On the heels of Amazon’s success with Echo and Google’s launch of Home, Apple is preparing a standalone virtual helper apparatus, powered by Siri, based on a report in The Information. The report says that Apple may also open up Siri to third party programs.
This latter purpose is the important of both disclosures. According to the post:
Opening its Siri voice helper up to program programmers that are external is the measure that is immediate. Apple is preparing to release a software developer kit, or SDK, for program programmers who need their programs to be reachable through Siri, based on someone with direct knowledge of the effort.
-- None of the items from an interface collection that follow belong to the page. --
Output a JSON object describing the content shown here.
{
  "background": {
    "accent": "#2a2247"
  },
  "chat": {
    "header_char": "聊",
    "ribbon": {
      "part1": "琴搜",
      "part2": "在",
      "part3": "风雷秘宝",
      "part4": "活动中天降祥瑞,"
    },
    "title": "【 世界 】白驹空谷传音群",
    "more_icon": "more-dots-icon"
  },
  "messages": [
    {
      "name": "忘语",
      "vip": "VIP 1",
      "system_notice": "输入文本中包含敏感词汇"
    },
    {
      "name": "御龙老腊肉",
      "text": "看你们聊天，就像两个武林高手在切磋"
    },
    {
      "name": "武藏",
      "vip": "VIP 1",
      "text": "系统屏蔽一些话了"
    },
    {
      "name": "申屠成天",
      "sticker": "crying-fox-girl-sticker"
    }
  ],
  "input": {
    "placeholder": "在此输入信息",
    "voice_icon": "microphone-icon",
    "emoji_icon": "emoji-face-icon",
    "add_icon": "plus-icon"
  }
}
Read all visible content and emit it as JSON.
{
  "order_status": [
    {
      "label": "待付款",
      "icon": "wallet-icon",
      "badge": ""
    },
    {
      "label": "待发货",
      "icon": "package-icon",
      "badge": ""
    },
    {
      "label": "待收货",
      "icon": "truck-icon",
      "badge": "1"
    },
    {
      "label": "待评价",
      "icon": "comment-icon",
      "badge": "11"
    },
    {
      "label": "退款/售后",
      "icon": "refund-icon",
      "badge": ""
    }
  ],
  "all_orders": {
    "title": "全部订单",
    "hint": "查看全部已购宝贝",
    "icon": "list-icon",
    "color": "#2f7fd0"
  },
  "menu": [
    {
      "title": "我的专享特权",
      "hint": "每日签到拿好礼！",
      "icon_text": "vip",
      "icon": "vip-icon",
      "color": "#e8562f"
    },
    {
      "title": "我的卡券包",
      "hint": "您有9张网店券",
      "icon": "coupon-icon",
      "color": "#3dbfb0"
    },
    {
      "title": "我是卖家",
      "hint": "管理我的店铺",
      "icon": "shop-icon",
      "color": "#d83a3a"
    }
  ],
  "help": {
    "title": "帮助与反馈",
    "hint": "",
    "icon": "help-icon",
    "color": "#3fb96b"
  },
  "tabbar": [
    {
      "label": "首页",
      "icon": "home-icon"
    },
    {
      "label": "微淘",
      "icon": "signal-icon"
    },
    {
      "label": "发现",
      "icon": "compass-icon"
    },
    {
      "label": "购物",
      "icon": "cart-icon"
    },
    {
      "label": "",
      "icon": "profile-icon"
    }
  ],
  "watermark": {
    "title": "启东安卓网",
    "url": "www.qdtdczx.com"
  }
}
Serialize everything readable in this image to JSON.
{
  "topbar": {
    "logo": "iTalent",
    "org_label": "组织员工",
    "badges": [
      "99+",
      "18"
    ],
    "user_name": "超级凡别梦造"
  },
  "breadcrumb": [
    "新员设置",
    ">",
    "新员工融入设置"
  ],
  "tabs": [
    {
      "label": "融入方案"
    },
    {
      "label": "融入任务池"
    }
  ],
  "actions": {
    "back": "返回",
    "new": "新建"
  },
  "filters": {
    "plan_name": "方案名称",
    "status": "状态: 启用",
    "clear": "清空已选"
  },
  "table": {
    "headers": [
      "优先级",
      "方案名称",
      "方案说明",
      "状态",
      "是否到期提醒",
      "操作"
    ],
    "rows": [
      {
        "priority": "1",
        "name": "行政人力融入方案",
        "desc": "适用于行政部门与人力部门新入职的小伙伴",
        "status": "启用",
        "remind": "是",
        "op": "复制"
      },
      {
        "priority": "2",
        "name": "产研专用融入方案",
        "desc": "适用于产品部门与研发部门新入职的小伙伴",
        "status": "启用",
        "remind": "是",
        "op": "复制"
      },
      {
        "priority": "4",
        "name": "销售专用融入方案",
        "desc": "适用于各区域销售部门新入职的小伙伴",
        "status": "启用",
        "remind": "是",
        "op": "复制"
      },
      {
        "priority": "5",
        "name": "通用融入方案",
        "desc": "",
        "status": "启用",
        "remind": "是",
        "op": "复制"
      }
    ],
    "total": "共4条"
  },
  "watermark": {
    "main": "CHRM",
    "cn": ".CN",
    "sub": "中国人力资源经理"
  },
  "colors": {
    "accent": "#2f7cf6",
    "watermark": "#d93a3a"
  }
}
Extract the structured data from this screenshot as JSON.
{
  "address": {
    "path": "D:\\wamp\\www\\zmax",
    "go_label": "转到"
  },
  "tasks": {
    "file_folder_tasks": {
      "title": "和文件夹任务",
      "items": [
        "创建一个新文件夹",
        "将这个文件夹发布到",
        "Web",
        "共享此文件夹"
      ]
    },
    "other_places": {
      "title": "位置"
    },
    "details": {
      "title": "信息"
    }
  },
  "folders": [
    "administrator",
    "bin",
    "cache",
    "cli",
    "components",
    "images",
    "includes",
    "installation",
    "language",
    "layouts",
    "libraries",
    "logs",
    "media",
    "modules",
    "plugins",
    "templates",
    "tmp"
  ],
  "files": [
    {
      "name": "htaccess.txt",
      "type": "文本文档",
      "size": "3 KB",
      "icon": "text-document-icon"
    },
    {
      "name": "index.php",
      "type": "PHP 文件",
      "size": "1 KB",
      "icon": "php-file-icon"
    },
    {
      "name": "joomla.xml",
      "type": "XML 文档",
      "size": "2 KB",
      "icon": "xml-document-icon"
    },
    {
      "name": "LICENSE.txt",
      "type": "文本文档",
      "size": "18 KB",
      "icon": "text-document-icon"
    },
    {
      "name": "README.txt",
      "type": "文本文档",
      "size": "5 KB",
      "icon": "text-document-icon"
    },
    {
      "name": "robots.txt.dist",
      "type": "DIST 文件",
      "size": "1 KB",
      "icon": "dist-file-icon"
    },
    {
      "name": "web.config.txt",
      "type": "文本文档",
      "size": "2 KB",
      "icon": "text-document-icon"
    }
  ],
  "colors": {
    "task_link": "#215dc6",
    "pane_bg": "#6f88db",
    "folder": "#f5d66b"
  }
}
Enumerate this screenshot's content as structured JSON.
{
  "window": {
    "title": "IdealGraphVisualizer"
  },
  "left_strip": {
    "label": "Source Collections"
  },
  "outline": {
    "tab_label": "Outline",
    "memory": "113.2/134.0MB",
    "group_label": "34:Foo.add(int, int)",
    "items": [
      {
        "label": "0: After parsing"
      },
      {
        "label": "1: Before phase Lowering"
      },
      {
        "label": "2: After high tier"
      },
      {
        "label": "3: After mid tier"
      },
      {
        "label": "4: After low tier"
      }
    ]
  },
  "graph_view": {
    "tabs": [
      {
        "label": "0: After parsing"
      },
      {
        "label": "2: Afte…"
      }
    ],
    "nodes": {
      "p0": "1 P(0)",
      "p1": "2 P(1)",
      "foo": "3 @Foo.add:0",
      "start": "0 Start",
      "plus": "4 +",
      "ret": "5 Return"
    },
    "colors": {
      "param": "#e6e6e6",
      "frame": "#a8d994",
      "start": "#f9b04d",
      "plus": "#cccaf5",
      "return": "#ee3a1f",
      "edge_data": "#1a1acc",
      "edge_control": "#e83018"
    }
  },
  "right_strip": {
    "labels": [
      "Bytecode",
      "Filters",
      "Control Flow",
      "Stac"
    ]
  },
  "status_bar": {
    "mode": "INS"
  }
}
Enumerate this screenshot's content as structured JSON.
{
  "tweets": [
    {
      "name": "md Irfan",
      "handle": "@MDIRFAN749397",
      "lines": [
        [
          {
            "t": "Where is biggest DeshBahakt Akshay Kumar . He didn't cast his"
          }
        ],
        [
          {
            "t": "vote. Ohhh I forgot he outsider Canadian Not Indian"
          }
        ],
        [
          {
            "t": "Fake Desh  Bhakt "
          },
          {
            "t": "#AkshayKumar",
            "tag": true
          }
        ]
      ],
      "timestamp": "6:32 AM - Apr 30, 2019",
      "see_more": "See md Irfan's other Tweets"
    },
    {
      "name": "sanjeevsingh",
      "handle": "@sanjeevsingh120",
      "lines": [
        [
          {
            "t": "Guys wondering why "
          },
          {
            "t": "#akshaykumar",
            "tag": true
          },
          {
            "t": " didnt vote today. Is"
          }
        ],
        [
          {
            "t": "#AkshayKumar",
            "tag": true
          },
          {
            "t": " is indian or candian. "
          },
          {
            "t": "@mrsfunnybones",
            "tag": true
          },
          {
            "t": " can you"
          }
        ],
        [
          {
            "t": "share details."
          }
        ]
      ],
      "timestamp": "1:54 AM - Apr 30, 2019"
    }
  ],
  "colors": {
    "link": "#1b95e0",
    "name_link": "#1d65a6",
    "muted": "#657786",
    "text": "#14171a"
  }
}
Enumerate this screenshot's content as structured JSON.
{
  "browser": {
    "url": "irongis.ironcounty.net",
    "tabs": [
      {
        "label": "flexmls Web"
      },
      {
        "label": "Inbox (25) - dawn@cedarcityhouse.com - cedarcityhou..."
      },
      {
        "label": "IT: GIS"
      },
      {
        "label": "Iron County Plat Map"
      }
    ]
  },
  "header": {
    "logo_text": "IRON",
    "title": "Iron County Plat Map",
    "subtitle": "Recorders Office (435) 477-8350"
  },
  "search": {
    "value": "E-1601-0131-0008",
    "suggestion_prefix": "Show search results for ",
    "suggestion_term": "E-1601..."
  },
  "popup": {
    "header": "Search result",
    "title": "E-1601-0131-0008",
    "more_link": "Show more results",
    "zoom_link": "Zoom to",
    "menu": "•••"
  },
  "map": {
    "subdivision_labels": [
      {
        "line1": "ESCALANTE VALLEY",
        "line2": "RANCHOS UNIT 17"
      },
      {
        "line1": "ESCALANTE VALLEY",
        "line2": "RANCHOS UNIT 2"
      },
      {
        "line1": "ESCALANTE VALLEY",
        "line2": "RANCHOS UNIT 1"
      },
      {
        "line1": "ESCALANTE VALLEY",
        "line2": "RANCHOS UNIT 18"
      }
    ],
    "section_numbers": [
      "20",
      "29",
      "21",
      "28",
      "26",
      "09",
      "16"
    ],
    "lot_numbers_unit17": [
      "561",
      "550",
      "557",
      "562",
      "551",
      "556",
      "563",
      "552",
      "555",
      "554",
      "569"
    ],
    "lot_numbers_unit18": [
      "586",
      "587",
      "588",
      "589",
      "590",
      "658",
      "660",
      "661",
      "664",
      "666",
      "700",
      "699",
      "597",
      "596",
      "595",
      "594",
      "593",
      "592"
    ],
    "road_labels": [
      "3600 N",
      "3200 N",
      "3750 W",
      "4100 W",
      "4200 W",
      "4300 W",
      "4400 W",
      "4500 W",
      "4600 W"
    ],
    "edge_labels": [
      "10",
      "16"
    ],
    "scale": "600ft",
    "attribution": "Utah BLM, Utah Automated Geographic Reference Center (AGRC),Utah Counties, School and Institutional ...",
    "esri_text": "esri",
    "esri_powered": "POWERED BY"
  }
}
As I’ve indicated before, this was the first vision for Siri: an intelligent front end for third party services, trades and content. Yet, after Apple purchased Siri, it essentially left that dream (aside from some of associate services). Competition is driving the business to return to that vision.
The post mentions “an individual with direct knowledge” of the proposal that “Apple has been working on the apparatus since before the $180 Echo started in mid-2015.” Apple is compelled to create an Echo like helper for multiple motives. One of them is the smart house that is emerging. These standalone helpers become controls and hubs for other apparatus — part of a smart-house ecosystem. (Microsoft will probably be next with a Cortana-established house apparatus.)
Siri cofounder Dag Kittlaus, now CEO of Viv, saw Siri expressly as the successor to conventional search. One of his goals was to remove the awkwardness of the SERP that is cellular telephone. Yet with its statement of Google Home last week, Mountain View ironically comes the closest to realizing Kittlaus’ vision up to now. I say that due to the integration of third party services from Spotify, Pandora, OpenTable, Uber, WhatsApp and Ticketmaster.
Google’s discussion of the “Google assistant” last week was also quite important because it ushers in a new age of “conversational search”:
The helper is conversational — an on-going two way dialogue between you and Google that can help you get things done and understands your universe. It makes it simple to purchase movie tickets while on the go, to find the ideal restaurant for your family allow you to browse to the theatre, and to snatch a quick bite before the film begins.
In the occasion it’s not clear, search in the future is ambient or “ fragmented.” It’s less about individual apparatus (the PC, the smartphone) and more about constant access to advice and abilities across devices (PC, smartphone, auto, wearable, smart hub).
Search is also less about “the SERP” and more about meeting immediate and particular needs or goals — including transactional requests (e.g., reserve a rental car). This isn’t to say the SERP vanishes completely or that SEO goes away — I’m likely unlikely to use Google House or Echo to shop for (as opposed to purchase) an oven — but in the assistant circumstance, “search results” are drastically changed. And SEO becomes something rather distinct from what it’s now.
Apparently, the Siri SDK will be announced WWDC, at Apple’s programmer summit.[embedded content]
About The Writer
Greg Sterling is a Contributing Editor at Search Engine Property. He writes a personal site, Screenwerk, around joining the dots between digital media and real world consumer behavior. He’s VP of Insights and Strategy for the Local Search Organization. Follow him on Twitter or locate him at Google+.
(Some pictures used under license from Shutterstock.com.)